For decades, good Samaritans have fed the hungry and sheltered those without homes. They were doing God’s work for people stranded on the side of the road.

Today, however, we need Great Samaritans who are willing to raise their level of compassion.

A Good Samaritan is compassionate. A Great Samaritan gives a stranger enough empowerment to live independently without the need for further compassionate acts.

A Good Samaritan provides short-term, temporary assistance. A Great Samaritan gives help that lasts a lifetime.

Good is feeding people so they won’t go hungry on the streets. Great is helping someone get into an apartment so that their homelessness is ended permanently.

Let the historians of our generation write about how thousands of Great Samaritans were courageous enough to overcome philosophical differences in order to end homelessness permanently.


Photo by Ted.

One Comment

  1. Keith Bender
    Posted Oct 16, 2012 at 5:38 am | Permalink

    The courage to change the things we can is maybe a philosophical difference if that is a common definition we could agree with. The word spiritual is the word I would use instead since compassion is included in the conversation. That thing we can change is ourselves. And that is difficult to consider when caught up in the rhythm of daily habits designed to keep our own lives balanced. Most of our middle class is caught in the Housing Affordability squeeze especially if they have children. That desire to change and improve the lives of immediate family may have a great number of preoccupied people already with this Economic meltdown and it's "impending" concerns. I believe more People want to help if they could but need to know what the "PATH" to Housing is that works and will succeed is. Enough fear hides beneath the surface which is preventing forward action and momentum.

    The pure number of individual problems is quickly overwhelming for most. It is for me if i identify all the unfinished and unattended concerns about myself and compassion becomes a nice word but not a practice. The idea that we are somehow pursuing happiness in an "American Dream" format preoccupies our collective mind or at least seems that way. 10 year Plans offer the confidence we seek in a solution oriented focus but still collides with what it costs as a barrier with limited Federal funding in the near future and beyond. The words we use require agreement up front before concerns like cost and price seep in. Political Spin has been attacking these same words creating the stigma's we encounter. Welfare, Wealth, Social contract, Rights, even equality and freedom can not be taken for granted. Spiritual instead of or in addition to Philosophical because the purpose of SPIN is influence and that is what we would hope to accomplish if changing our world is what we agree is needed.

    This "Inside Job" means we look closely at ourselves and not the People we think we are pretending to help. I believe we have allowed Homelessness to be an accepted social ill is because our Housing Affordability is based on Profits and not the Universal need we all share. In our quest for higher and higher profits we have limited our horizon of possibilities by thinking we have an infallible basis as our foundation. The concentration of Wealth currently a topic of this Presidential Race proves that the Vertical collection that "Owns" ,controls much of our resources , makes the case in point.
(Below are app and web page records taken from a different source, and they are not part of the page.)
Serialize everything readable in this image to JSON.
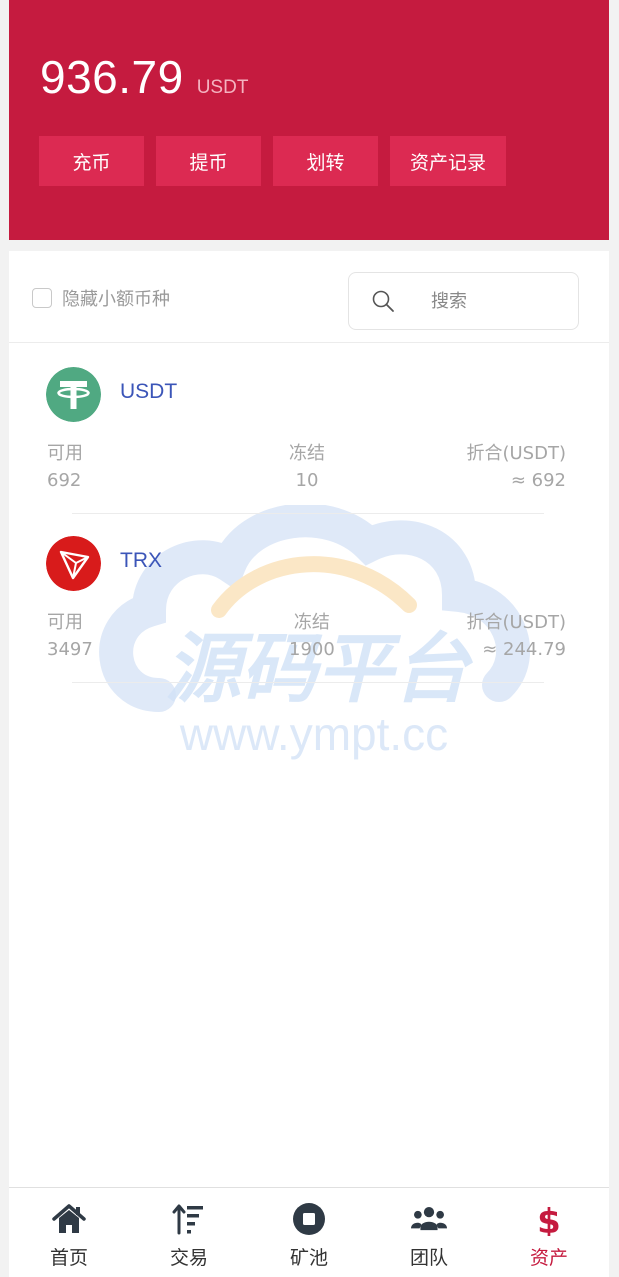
{
  "header": {
    "balance": "936.79",
    "unit": "USDT",
    "actions": [
      {
        "label": "充币"
      },
      {
        "label": "提币"
      },
      {
        "label": "划转"
      },
      {
        "label": "资产记录"
      }
    ],
    "bg_color": "#c51b3f",
    "button_color": "#dc2a52"
  },
  "filter": {
    "hide_small_label": "隐藏小额币种",
    "hide_small_checked": false,
    "search_placeholder": "搜索",
    "search_icon": "search-icon"
  },
  "coins": [
    {
      "name": "USDT",
      "icon": "tether-icon",
      "available_label": "可用",
      "available": "692",
      "frozen_label": "冻结",
      "frozen": "10",
      "value_label": "折合(USDT)",
      "value": "≈ 692"
    },
    {
      "name": "TRX",
      "icon": "tron-icon",
      "available_label": "可用",
      "available": "3497",
      "frozen_label": "冻结",
      "frozen": "1900",
      "value_label": "折合(USDT)",
      "value": "≈ 244.79"
    }
  ],
  "watermark": {
    "title": "源码平台",
    "url": "www.ympt.cc"
  },
  "nav": [
    {
      "label": "首页",
      "icon": "home-icon",
      "active": false
    },
    {
      "label": "交易",
      "icon": "sort-icon",
      "active": false
    },
    {
      "label": "矿池",
      "icon": "stop-circle-icon",
      "active": false
    },
    {
      "label": "团队",
      "icon": "users-icon",
      "active": false
    },
    {
      "label": "资产",
      "icon": "dollar-icon",
      "active": true
    }
  ],
  "active_color": "#c51b3f"
}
We have nearly tipped our way into a lopsided anemia .

    Without a firm grasp of what our "Pauperty Rights " are we will never be able to protect them. California has a Declaration of Rights that has similarities with The Va. Declaration of Rights. Read no further that the first 3 or 4 Rights of each and the "Declaration of Independence" quickly dwindles to a simple introductory document at best. One says "good luck" while the other says "You have good luck". To Pursue and Obtain Happiness and Safety along with the means of ACQUIRING and POSSESSING PROPERTY does not fall short like the sacred document which is our Declaration of Independence does. Thats "In your face" simplicity which will probably require a Court Ruling to drive that point in. Hidden "RIGHT" in front of us.